Legally and illegally, he says, Clenbuterol is commonly added to the feed of cows, pigs, even chickens. It is far more widespread in the environment -- not just in milk and meat, but in the water supply -- than is commonly realized. Unless the World Anti-Doping Agency sets some threshold amount, to allow for trace amounts from, say, milk, or the occasionally smuggled steak, "you're going to start seeing a lot of positives from people who are getting it" from their food and drink.
But in the VeloNation piece, Seppelt points to other "very, very incriminating suspicious facts against Contador. Other values have appeared that are ten times over the higher value from so-called plasticizers, which are used in blood bags. These values were measured one day before the positive dope control. These blood bag softener values could indicate that autologous blood doping may have been performed."
Nearly as stunning as Contador's bad news is the ADR's report that, up until it broke the news, UCI president Pat McQuaid was denying that the three-time Tour winner had returned a positive test. (In a press release today, the sports beleaguered governing body admits that, yes, in fact, now that you mention it, Contador DID actually return a "positive analytical finding," which would require further scientific study.) The UCI has long faced allegations that it buries positive tests to protect riders; those suspicions will now be renewed.
While Contador is suspended, it's not known whether he'll be sanctioned, or stripped of his Tour title. The benefit of the doubt has been extended to him before. In 2006, Contador's name appeared in documents connected to Operacion Puerto, a vast doping ring investigated by the Spanish police. Contador was one of nine riders pulled from that year's Tour de France on the eve of the race. He was cleared upon further investigation. Until this summer, Contador's greatest sin -- to me -- was that he lacked a personality commensurate with his huge talent. All the guy did was win every grand tour he ever entered. But there was something annoying and forced about his "pistolero" shtick. Alberto, you're a meek soul from the country who finds its greatest pleasure in breeding goldfinches and canaries. Give the pistol a rest.
He was reviled after Stage 15 of the last Tour for attacking Andy Schleck just after Schleck dropped his chain. Contador was ripped for what was perceived to be a lack of sportsmanship. I'm not so sure he wasn't in the right.
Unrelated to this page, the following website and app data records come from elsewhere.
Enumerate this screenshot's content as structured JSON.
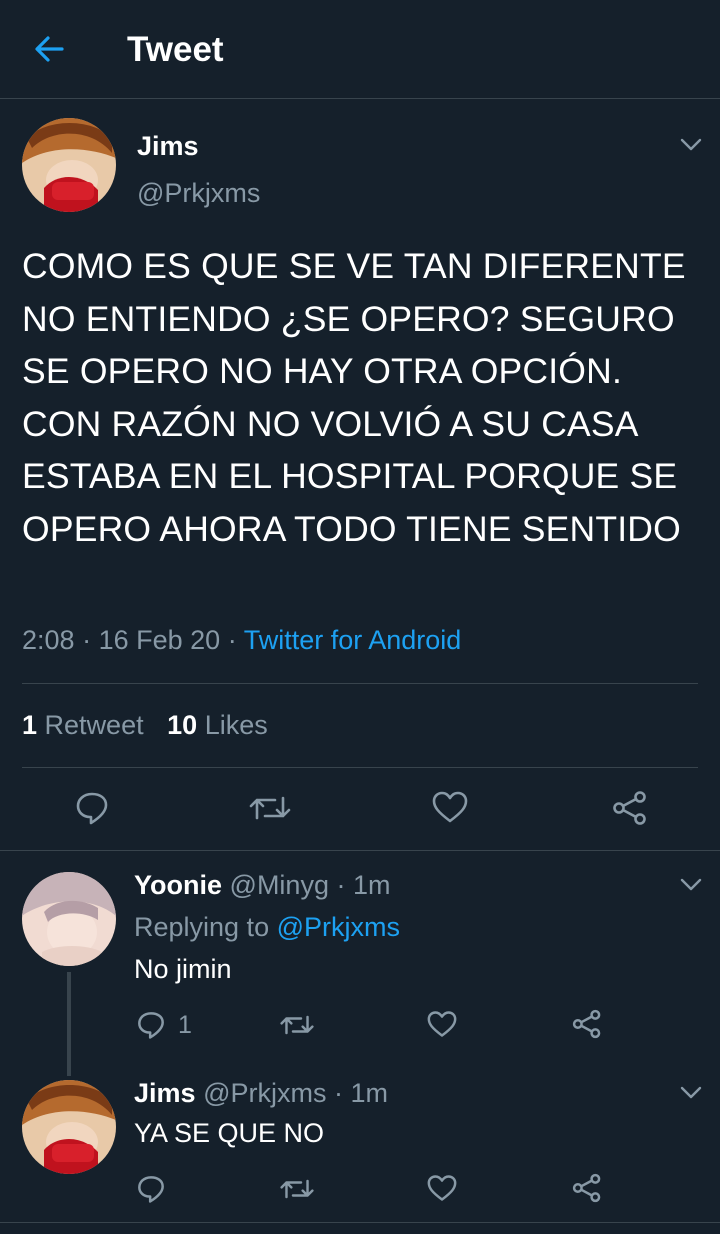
{
  "header": {
    "title": "Tweet"
  },
  "main_tweet": {
    "name": "Jims",
    "handle": "@Prkjxms",
    "text": "COMO ES QUE SE VE TAN DIFERENTE NO ENTIENDO ¿SE OPERO? SEGURO SE OPERO NO HAY OTRA OPCIÓN. CON RAZÓN NO VOLVIÓ A SU CASA ESTABA EN EL HOSPITAL PORQUE SE OPERO AHORA TODO TIENE SENTIDO",
    "time": "2:08",
    "date": "16 Feb 20",
    "source": "Twitter for Android",
    "retweets_count": "1",
    "retweets_label": "Retweet",
    "likes_count": "10",
    "likes_label": "Likes"
  },
  "replies": [
    {
      "name": "Yoonie",
      "handle": "@Minyg",
      "time": "1m",
      "replying_prefix": "Replying to",
      "replying_to": "@Prkjxms",
      "text": "No jimin",
      "reply_count": "1"
    },
    {
      "name": "Jims",
      "handle": "@Prkjxms",
      "time": "1m",
      "text": "YA SE QUE NO"
    }
  ],
  "separator": "·",
  "colors": {
    "background": "#15202b",
    "accent": "#1da1f2",
    "muted": "#8899a6",
    "divider": "#38444d"
  },
  "icons": [
    "back-arrow-icon",
    "chevron-down-icon",
    "reply-icon",
    "retweet-icon",
    "like-icon",
    "share-icon"
  ]
}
Schleck had attacked him, and it's not Contador's job to make sure his rivals know how to properly shift gears. But I liked that Contador issued semi-apology on Youtube. I liked that, with the race in the bag, he ceded the final mountain stage, on the Tourmalet, to Schleck. It showed a generosity of spirit that appealed to me.
I want to believe that he's a victim, not a cheater. But this is cycling, the sport where our worst fears about doping are often confirmed. I hope he's clean, and won't be surprised if he's not.
Either way, I hope it was a damn good steak.